=== Section Start ===

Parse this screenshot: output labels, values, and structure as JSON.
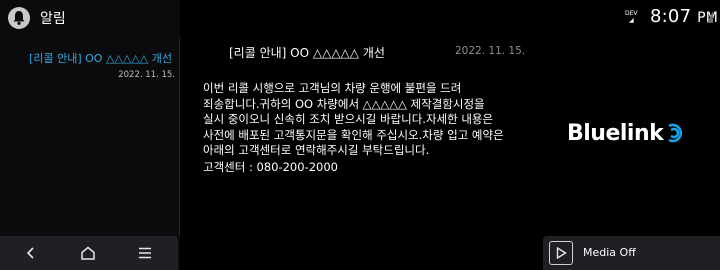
{
  "header": {
    "title": "알림",
    "icon": "bell-icon"
  },
  "notification_list": [
    {
      "title": "[리콜 안내] OO △△△△△ 개선",
      "date": "2022. 11. 15."
    }
  ],
  "message": {
    "title": "[리콜 안내] OO △△△△△ 개선",
    "date": "2022. 11. 15.",
    "body_lines": [
      "이번 리콜 시행으로 고객님의 차량 운행에 불편을 드려",
      "죄송합니다.귀하의 OO 차량에서 △△△△△ 제작결함시정을",
      "실시 중이오니 신속히 조치 받으시길 바랍니다.자세한 내용은",
      "사전에 배포된 고객통지문을 확인해 주십시오.차량 입고 예약은",
      "아래의 고객센터로 연락해주시길 부탁드립니다."
    ],
    "contact": "고객센터 : 080-200-2000"
  },
  "status": {
    "dev_line1": "DEV",
    "dev_line2": "◢",
    "time": "8:07",
    "ampm": "PM"
  },
  "brand": {
    "logo_text": "Bluelink",
    "accent": "#1aa0e6"
  },
  "nav": {
    "back_icon": "back-icon",
    "home_icon": "home-icon",
    "menu_icon": "menu-icon"
  },
  "media": {
    "label": "Media Off",
    "icon": "play-icon"
  },
  "colors": {
    "accent": "#36a9e1",
    "bar": "#1e2024",
    "background": "#000000"
  }
}
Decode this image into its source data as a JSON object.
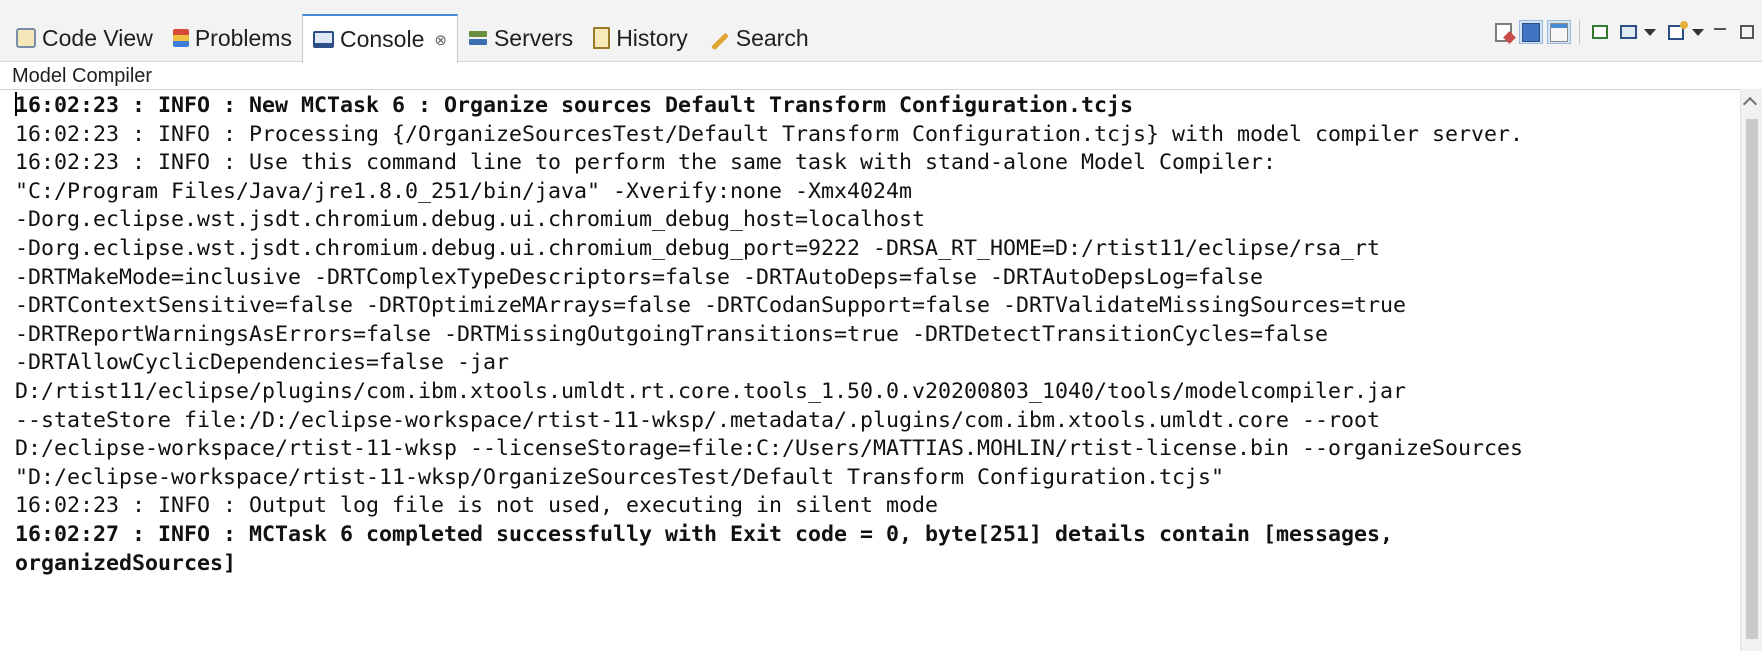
{
  "tabs": [
    {
      "label": "Code View",
      "icon": "code-view-icon"
    },
    {
      "label": "Problems",
      "icon": "problems-icon"
    },
    {
      "label": "Console",
      "icon": "console-icon",
      "active": true,
      "close": "⊗"
    },
    {
      "label": "Servers",
      "icon": "servers-icon"
    },
    {
      "label": "History",
      "icon": "history-icon"
    },
    {
      "label": "Search",
      "icon": "search-icon"
    }
  ],
  "toolbar": {
    "icons": [
      "clear-console-icon",
      "scroll-lock-icon",
      "word-wrap-icon",
      "pin-console-icon",
      "display-console-icon",
      "open-console-icon",
      "minimize-icon",
      "maximize-icon"
    ]
  },
  "console": {
    "name": "Model Compiler",
    "lines": [
      {
        "text": "16:02:23 : INFO : New MCTask 6 : Organize sources Default Transform Configuration.tcjs",
        "bold": true
      },
      {
        "text": "16:02:23 : INFO : Processing {/OrganizeSourcesTest/Default Transform Configuration.tcjs} with model compiler server.",
        "bold": false
      },
      {
        "text": "16:02:23 : INFO : Use this command line to perform the same task with stand-alone Model Compiler:",
        "bold": false
      },
      {
        "text": "\"C:/Program Files/Java/jre1.8.0_251/bin/java\" -Xverify:none -Xmx4024m",
        "bold": false
      },
      {
        "text": "-Dorg.eclipse.wst.jsdt.chromium.debug.ui.chromium_debug_host=localhost",
        "bold": false
      },
      {
        "text": "-Dorg.eclipse.wst.jsdt.chromium.debug.ui.chromium_debug_port=9222 -DRSA_RT_HOME=D:/rtist11/eclipse/rsa_rt",
        "bold": false
      },
      {
        "text": "-DRTMakeMode=inclusive -DRTComplexTypeDescriptors=false -DRTAutoDeps=false -DRTAutoDepsLog=false",
        "bold": false
      },
      {
        "text": "-DRTContextSensitive=false -DRTOptimizeMArrays=false -DRTCodanSupport=false -DRTValidateMissingSources=true",
        "bold": false
      },
      {
        "text": "-DRTReportWarningsAsErrors=false -DRTMissingOutgoingTransitions=true -DRTDetectTransitionCycles=false",
        "bold": false
      },
      {
        "text": "-DRTAllowCyclicDependencies=false -jar",
        "bold": false
      },
      {
        "text": "D:/rtist11/eclipse/plugins/com.ibm.xtools.umldt.rt.core.tools_1.50.0.v20200803_1040/tools/modelcompiler.jar",
        "bold": false
      },
      {
        "text": "--stateStore file:/D:/eclipse-workspace/rtist-11-wksp/.metadata/.plugins/com.ibm.xtools.umldt.core --root",
        "bold": false
      },
      {
        "text": "D:/eclipse-workspace/rtist-11-wksp --licenseStorage=file:C:/Users/MATTIAS.MOHLIN/rtist-license.bin --organizeSources",
        "bold": false
      },
      {
        "text": "\"D:/eclipse-workspace/rtist-11-wksp/OrganizeSourcesTest/Default Transform Configuration.tcjs\"",
        "bold": false
      },
      {
        "text": "16:02:23 : INFO : Output log file is not used, executing in silent mode",
        "bold": false
      },
      {
        "text": "16:02:27 : INFO : MCTask 6 completed successfully with Exit code = 0, byte[251] details contain [messages,",
        "bold": true
      },
      {
        "text": "organizedSources]",
        "bold": true
      }
    ]
  },
  "colors": {
    "active_tab_accent": "#4a8ad6",
    "tab_bar_bg": "#f3f3f3",
    "output_text": "#111111"
  }
}
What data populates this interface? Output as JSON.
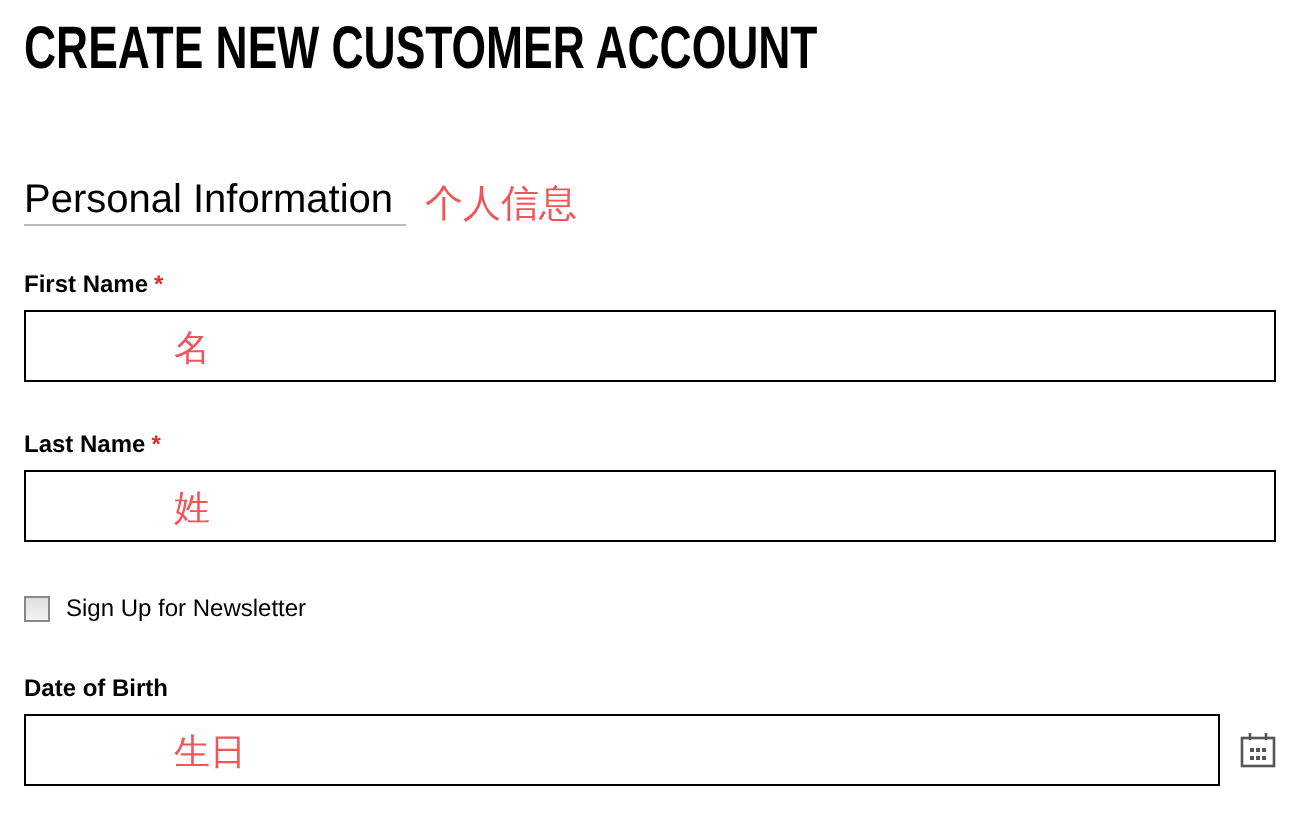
{
  "title": "CREATE NEW CUSTOMER ACCOUNT",
  "section": {
    "heading": "Personal Information",
    "annotation": "个人信息"
  },
  "fields": [
    {
      "kind": "text",
      "label": "First Name",
      "required_mark": "*",
      "annotation": "名"
    },
    {
      "kind": "text",
      "label": "Last Name",
      "required_mark": "*",
      "annotation": "姓"
    },
    {
      "kind": "checkbox",
      "label": "Sign Up for Newsletter",
      "checked": false
    },
    {
      "kind": "date",
      "label": "Date of Birth",
      "annotation": "生日"
    }
  ]
}
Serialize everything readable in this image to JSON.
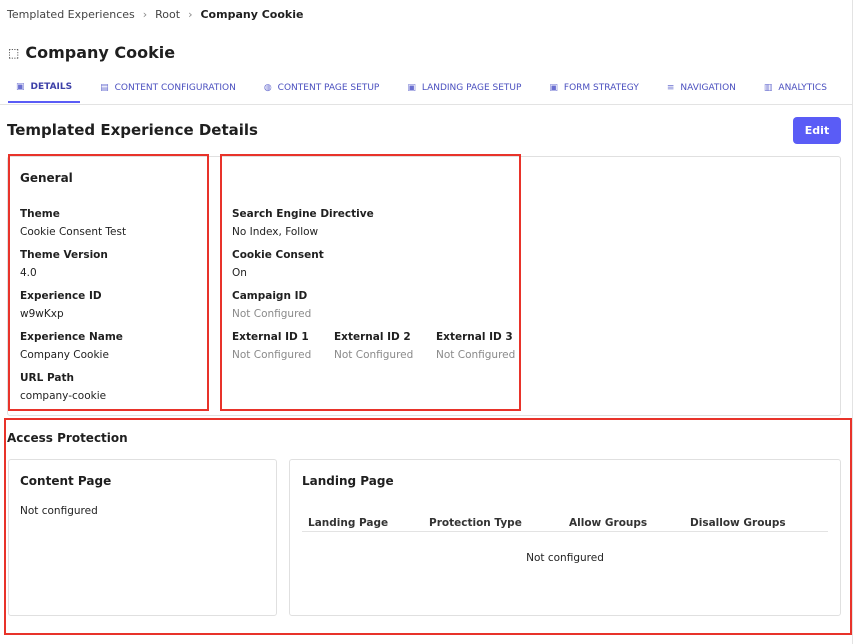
{
  "breadcrumb": [
    "Templated Experiences",
    "Root",
    "Company Cookie"
  ],
  "page_title": "Company Cookie",
  "tabs": [
    {
      "label": "DETAILS",
      "icon": "image-icon",
      "active": true
    },
    {
      "label": "CONTENT CONFIGURATION",
      "icon": "document-icon"
    },
    {
      "label": "CONTENT PAGE SETUP",
      "icon": "palette-icon"
    },
    {
      "label": "LANDING PAGE SETUP",
      "icon": "page-icon"
    },
    {
      "label": "FORM STRATEGY",
      "icon": "form-icon"
    },
    {
      "label": "NAVIGATION",
      "icon": "menu-icon"
    },
    {
      "label": "ANALYTICS",
      "icon": "chart-icon"
    }
  ],
  "section_title": "Templated Experience Details",
  "edit_label": "Edit",
  "general": {
    "title": "General",
    "fields": [
      {
        "label": "Theme",
        "value": "Cookie Consent Test"
      },
      {
        "label": "Theme Version",
        "value": "4.0"
      },
      {
        "label": "Experience ID",
        "value": "w9wKxp"
      },
      {
        "label": "Experience Name",
        "value": "Company Cookie"
      },
      {
        "label": "URL Path",
        "value": "company-cookie"
      }
    ]
  },
  "settings": {
    "fields": [
      {
        "label": "Search Engine Directive",
        "value": "No Index, Follow"
      },
      {
        "label": "Cookie Consent",
        "value": "On"
      },
      {
        "label": "Campaign ID",
        "value": "Not Configured"
      }
    ],
    "external": [
      {
        "label": "External ID 1",
        "value": "Not Configured"
      },
      {
        "label": "External ID 2",
        "value": "Not Configured"
      },
      {
        "label": "External ID 3",
        "value": "Not Configured"
      }
    ]
  },
  "access": {
    "title": "Access Protection",
    "content_page": {
      "title": "Content Page",
      "value": "Not configured"
    },
    "landing_page": {
      "title": "Landing Page",
      "columns": [
        "Landing Page",
        "Protection Type",
        "Allow Groups",
        "Disallow Groups"
      ],
      "empty": "Not configured"
    }
  },
  "colors": {
    "accent": "#5a5cf6",
    "highlight": "#e8332a"
  }
}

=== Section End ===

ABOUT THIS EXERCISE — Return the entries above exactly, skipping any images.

SOLUTION —
Parse this screenshot: output labels, values, and structure as JSON.
{
  "header": {
    "title": "알림",
    "icon": "bell-icon"
  },
  "notification_list": [
    {
      "title": "[리콜 안내] OO △△△△△ 개선",
      "date": "2022. 11. 15."
    }
  ],
  "message": {
    "title": "[리콜 안내] OO △△△△△ 개선",
    "date": "2022. 11. 15.",
    "body_lines": [
      "이번 리콜 시행으로 고객님의 차량 운행에 불편을 드려",
      "죄송합니다.귀하의 OO 차량에서 △△△△△ 제작결함시정을",
      "실시 중이오니 신속히 조치 받으시길 바랍니다.자세한 내용은",
      "사전에 배포된 고객통지문을 확인해 주십시오.차량 입고 예약은",
      "아래의 고객센터로 연락해주시길 부탁드립니다."
    ],
    "contact": "고객센터 : 080-200-2000"
  },
  "status": {
    "dev_line1": "DEV",
    "dev_line2": "◢",
    "time": "8:07",
    "ampm": "PM"
  },
  "brand": {
    "logo_text": "Bluelink",
    "accent": "#1aa0e6"
  },
  "nav": {
    "back_icon": "back-icon",
    "home_icon": "home-icon",
    "menu_icon": "menu-icon"
  },
  "media": {
    "label": "Media Off",
    "icon": "play-icon"
  },
  "colors": {
    "accent": "#36a9e1",
    "bar": "#1e2024",
    "background": "#000000"
  }
}
Decode this image into its source data as a JSON object.
{
  "tabs": [
    {
      "label": "Code View",
      "icon": "code-view-icon"
    },
    {
      "label": "Problems",
      "icon": "problems-icon"
    },
    {
      "label": "Console",
      "icon": "console-icon",
      "active": true,
      "close": "⊗"
    },
    {
      "label": "Servers",
      "icon": "servers-icon"
    },
    {
      "label": "History",
      "icon": "history-icon"
    },
    {
      "label": "Search",
      "icon": "search-icon"
    }
  ],
  "toolbar": {
    "icons": [
      "clear-console-icon",
      "scroll-lock-icon",
      "word-wrap-icon",
      "pin-console-icon",
      "display-console-icon",
      "open-console-icon",
      "minimize-icon",
      "maximize-icon"
    ]
  },
  "console": {
    "name": "Model Compiler",
    "lines": [
      {
        "text": "16:02:23 : INFO : New MCTask 6 : Organize sources Default Transform Configuration.tcjs",
        "bold": true
      },
      {
        "text": "16:02:23 : INFO : Processing {/OrganizeSourcesTest/Default Transform Configuration.tcjs} with model compiler server.",
        "bold": false
      },
      {
        "text": "16:02:23 : INFO : Use this command line to perform the same task with stand-alone Model Compiler:",
        "bold": false
      },
      {
        "text": "\"C:/Program Files/Java/jre1.8.0_251/bin/java\" -Xverify:none -Xmx4024m",
        "bold": false
      },
      {
        "text": "-Dorg.eclipse.wst.jsdt.chromium.debug.ui.chromium_debug_host=localhost",
        "bold": false
      },
      {
        "text": "-Dorg.eclipse.wst.jsdt.chromium.debug.ui.chromium_debug_port=9222 -DRSA_RT_HOME=D:/rtist11/eclipse/rsa_rt",
        "bold": false
      },
      {
        "text": "-DRTMakeMode=inclusive -DRTComplexTypeDescriptors=false -DRTAutoDeps=false -DRTAutoDepsLog=false",
        "bold": false
      },
      {
        "text": "-DRTContextSensitive=false -DRTOptimizeMArrays=false -DRTCodanSupport=false -DRTValidateMissingSources=true",
        "bold": false
      },
      {
        "text": "-DRTReportWarningsAsErrors=false -DRTMissingOutgoingTransitions=true -DRTDetectTransitionCycles=false",
        "bold": false
      },
      {
        "text": "-DRTAllowCyclicDependencies=false -jar",
        "bold": false
      },
      {
        "text": "D:/rtist11/eclipse/plugins/com.ibm.xtools.umldt.rt.core.tools_1.50.0.v20200803_1040/tools/modelcompiler.jar",
        "bold": false
      },
      {
        "text": "--stateStore file:/D:/eclipse-workspace/rtist-11-wksp/.metadata/.plugins/com.ibm.xtools.umldt.core --root",
        "bold": false
      },
      {
        "text": "D:/eclipse-workspace/rtist-11-wksp --licenseStorage=file:C:/Users/MATTIAS.MOHLIN/rtist-license.bin --organizeSources",
        "bold": false
      },
      {
        "text": "\"D:/eclipse-workspace/rtist-11-wksp/OrganizeSourcesTest/Default Transform Configuration.tcjs\"",
        "bold": false
      },
      {
        "text": "16:02:23 : INFO : Output log file is not used, executing in silent mode",
        "bold": false
      },
      {
        "text": "16:02:27 : INFO : MCTask 6 completed successfully with Exit code = 0, byte[251] details contain [messages,",
        "bold": true
      },
      {
        "text": "organizedSources]",
        "bold": true
      }
    ]
  },
  "colors": {
    "active_tab_accent": "#4a8ad6",
    "tab_bar_bg": "#f3f3f3",
    "output_text": "#111111"
  }
}
What data populates this interface? Output as JSON.
{
  "title": "CREATE NEW CUSTOMER ACCOUNT",
  "section": {
    "heading": "Personal Information",
    "annotation": "个人信息"
  },
  "fields": [
    {
      "kind": "text",
      "label": "First Name",
      "required_mark": "*",
      "annotation": "名"
    },
    {
      "kind": "text",
      "label": "Last Name",
      "required_mark": "*",
      "annotation": "姓"
    },
    {
      "kind": "checkbox",
      "label": "Sign Up for Newsletter",
      "checked": false
    },
    {
      "kind": "date",
      "label": "Date of Birth",
      "annotation": "生日"
    }
  ]
}
Serialize everything readable in this image to JSON.
{
  "breadcrumb": [
    "Templated Experiences",
    "Root",
    "Company Cookie"
  ],
  "page_title": "Company Cookie",
  "tabs": [
    {
      "label": "DETAILS",
      "icon": "image-icon",
      "active": true
    },
    {
      "label": "CONTENT CONFIGURATION",
      "icon": "document-icon"
    },
    {
      "label": "CONTENT PAGE SETUP",
      "icon": "palette-icon"
    },
    {
      "label": "LANDING PAGE SETUP",
      "icon": "page-icon"
    },
    {
      "label": "FORM STRATEGY",
      "icon": "form-icon"
    },
    {
      "label": "NAVIGATION",
      "icon": "menu-icon"
    },
    {
      "label": "ANALYTICS",
      "icon": "chart-icon"
    }
  ],
  "section_title": "Templated Experience Details",
  "edit_label": "Edit",
  "general": {
    "title": "General",
    "fields": [
      {
        "label": "Theme",
        "value": "Cookie Consent Test"
      },
      {
        "label": "Theme Version",
        "value": "4.0"
      },
      {
        "label": "Experience ID",
        "value": "w9wKxp"
      },
      {
        "label": "Experience Name",
        "value": "Company Cookie"
      },
      {
        "label": "URL Path",
        "value": "company-cookie"
      }
    ]
  },
  "settings": {
    "fields": [
      {
        "label": "Search Engine Directive",
        "value": "No Index, Follow"
      },
      {
        "label": "Cookie Consent",
        "value": "On"
      },
      {
        "label": "Campaign ID",
        "value": "Not Configured"
      }
    ],
    "external": [
      {
        "label": "External ID 1",
        "value": "Not Configured"
      },
      {
        "label": "External ID 2",
        "value": "Not Configured"
      },
      {
        "label": "External ID 3",
        "value": "Not Configured"
      }
    ]
  },
  "access": {
    "title": "Access Protection",
    "content_page": {
      "title": "Content Page",
      "value": "Not configured"
    },
    "landing_page": {
      "title": "Landing Page",
      "columns": [
        "Landing Page",
        "Protection Type",
        "Allow Groups",
        "Disallow Groups"
      ],
      "empty": "Not configured"
    }
  },
  "colors": {
    "accent": "#5a5cf6",
    "highlight": "#e8332a"
  }
}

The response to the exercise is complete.